The go-to reference guides for me are put out by the National Association of City Transportation Officials. This organization provides transportation guides based on best-practices, and real-world examples from urban areas with a focus on North American cities. Their Urban Street Design Guide states the following about the synchronizing of traffic signals:

Coordinated signal timing is typically applied on corridors with closely spaced intersections (1/4 mile or less) [400 meters or less], and where there is evidence of a desire for “platooning”—the seamless flow of a given street user or set progression speed. Where applied, coordinated signal timing should meet the specific goals and parameters of the surrounding context.

One of the key requirements is a close spacing of traffic signals. The greater the distance between traffic signals, the less likely that traffic can stay “platooned” together. If the platoon of traffic starts to disperse, traffic signal synchronization becomes ineffective.
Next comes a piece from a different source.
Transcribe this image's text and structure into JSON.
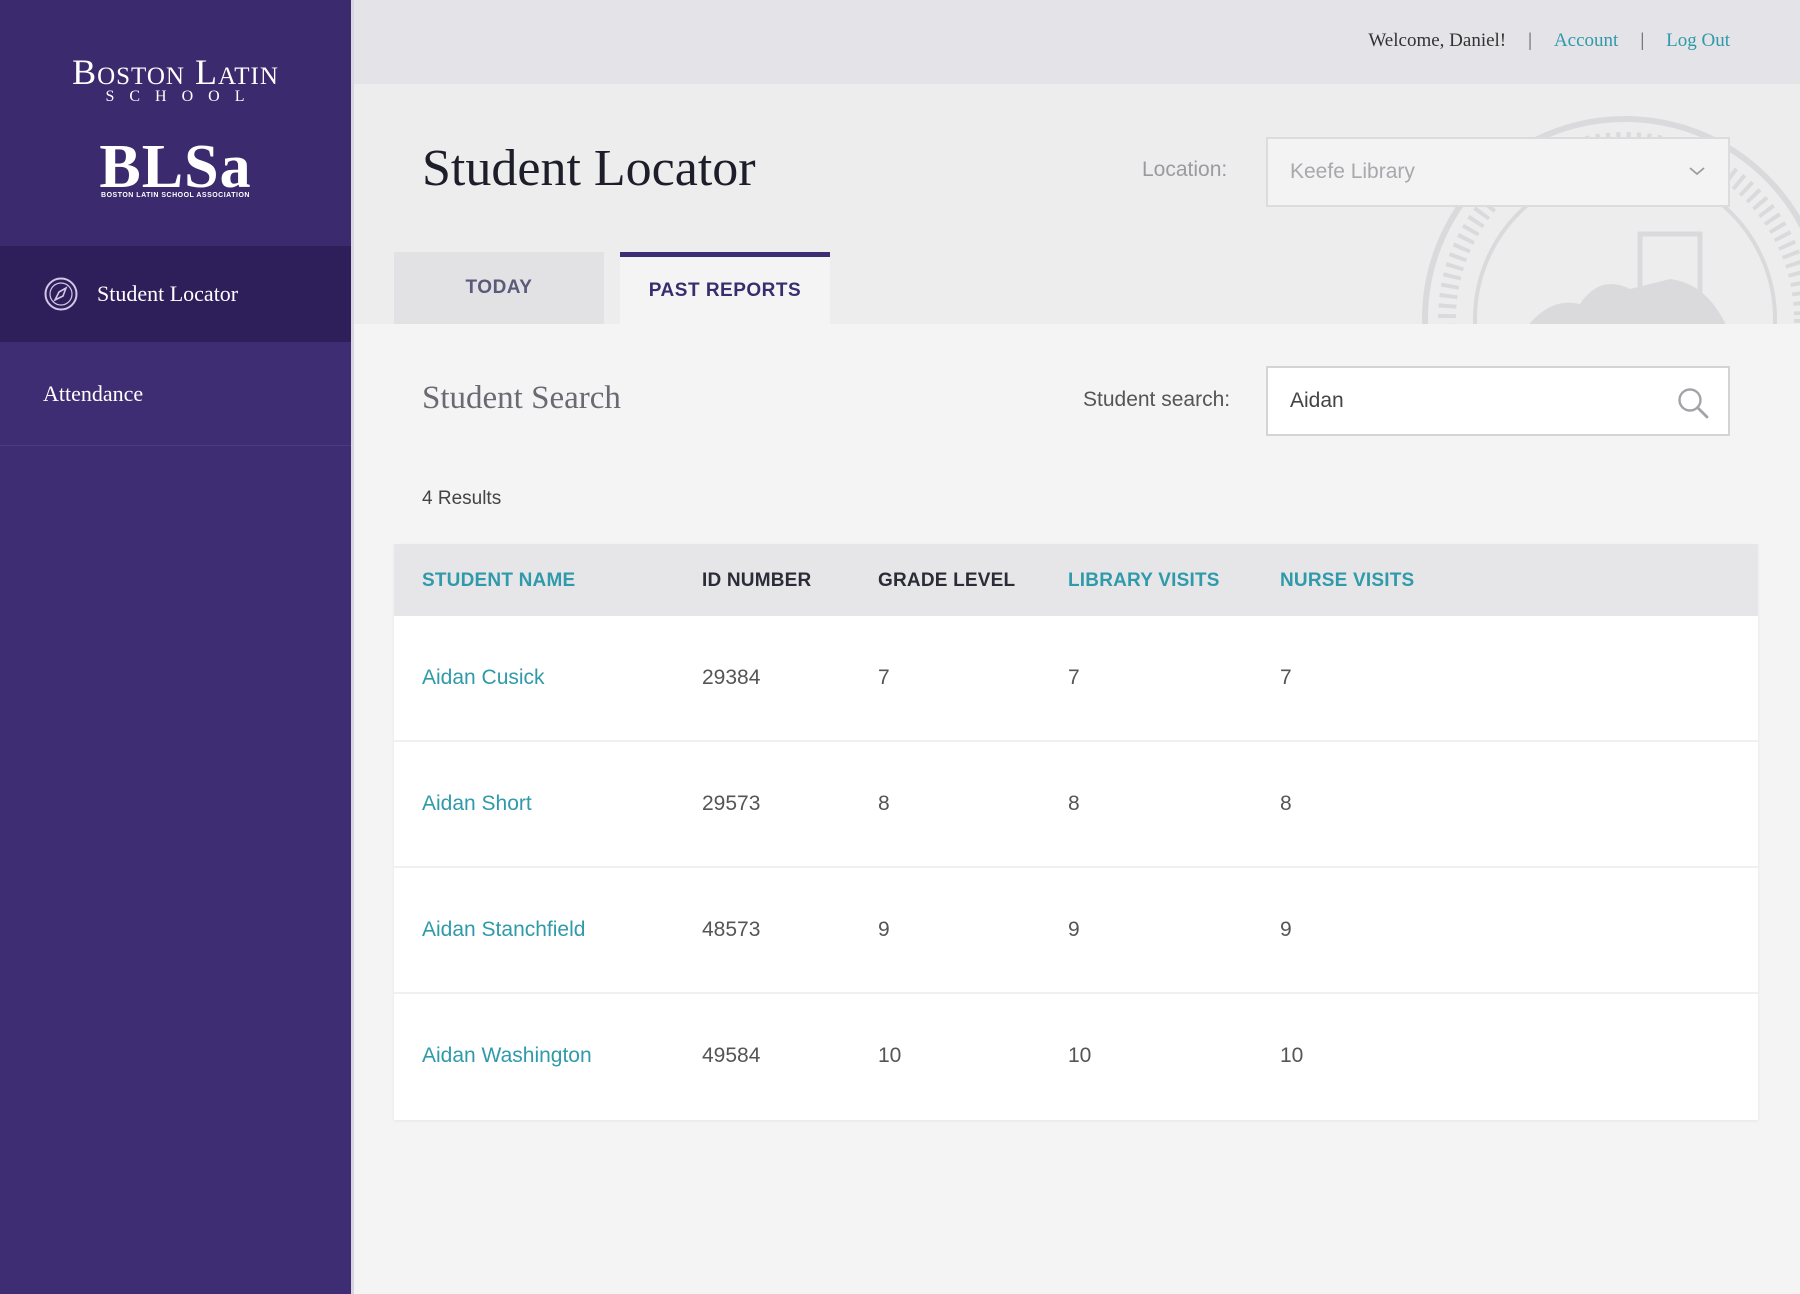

If you want to get into the details of this, I found a presentation called, “Arterial Traffic Analysis: Coordination of Fixed Time Traffic Signals” by Dr. Gang-Len Chang.

Based on the 400 meter or less rule-of-thumb, the only section of 200 Street that could be coordinated would be between Fraser Highway and 66th Avenue. This area contains traffic signals that are owned and operated by Langley City, the BC Ministry of Transportation, and the Township of Langley.
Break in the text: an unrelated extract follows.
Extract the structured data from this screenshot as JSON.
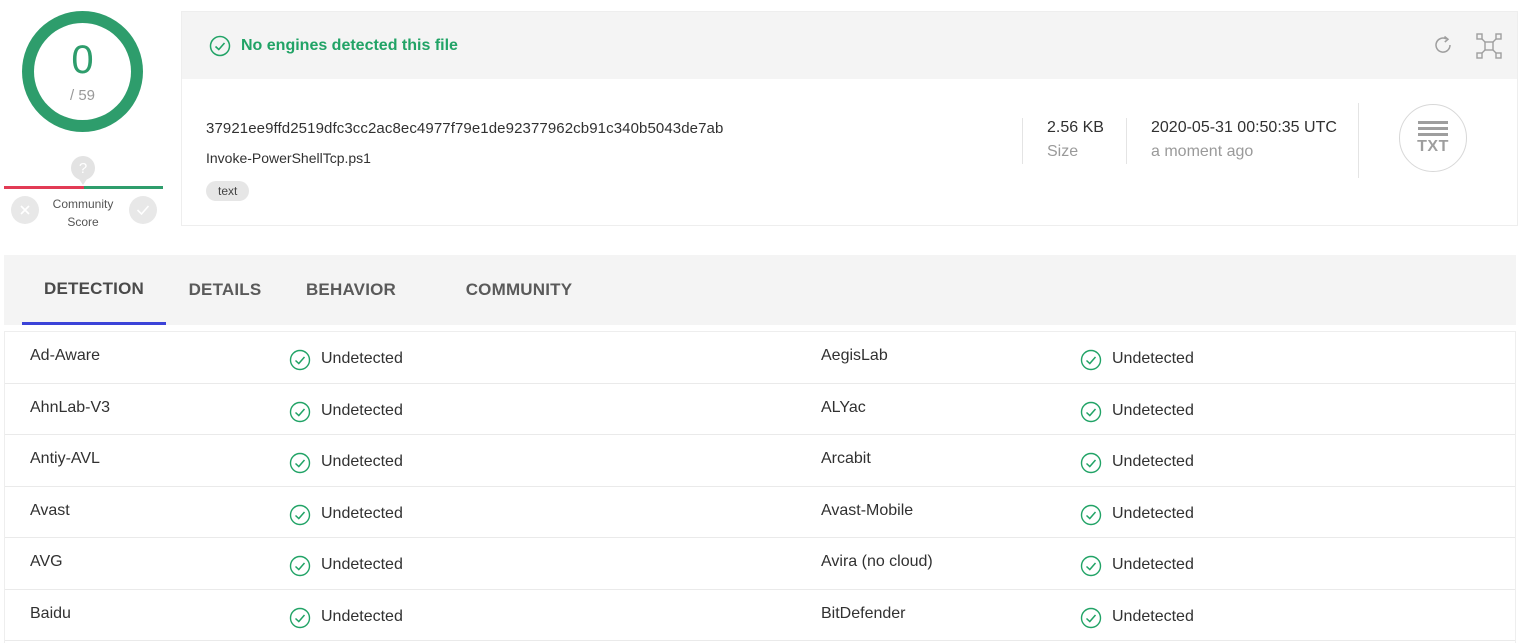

To synchronize this section of road, all three agencies would have to have compatible traffic signal software and hardware that could be coordinated together. This is not impossible, but would require funding and political will. The BC Ministry of Transportation would also have to be convinced to prioritize this section of 200th Street over their provincial highway. Fraser Highway and other “side streets” would not be prioritized in this section of corridor.

The biggest challenge would be the rail crossing between Logan Avenue/Production Way and the Langley Bypass. Rail traffic overrides all traffic coordination, and would be the likely fly in the ointment to signal coordination.

Traffic signal coordination makes sense in areas where there is a close spacing of traffic signals, and can be an effective tool to nudge people into keeping the speed limit. Today along 200 Street, there is one section where signal synchronized could be applied if synchronization could be maintained even with unpredictable rail traffic.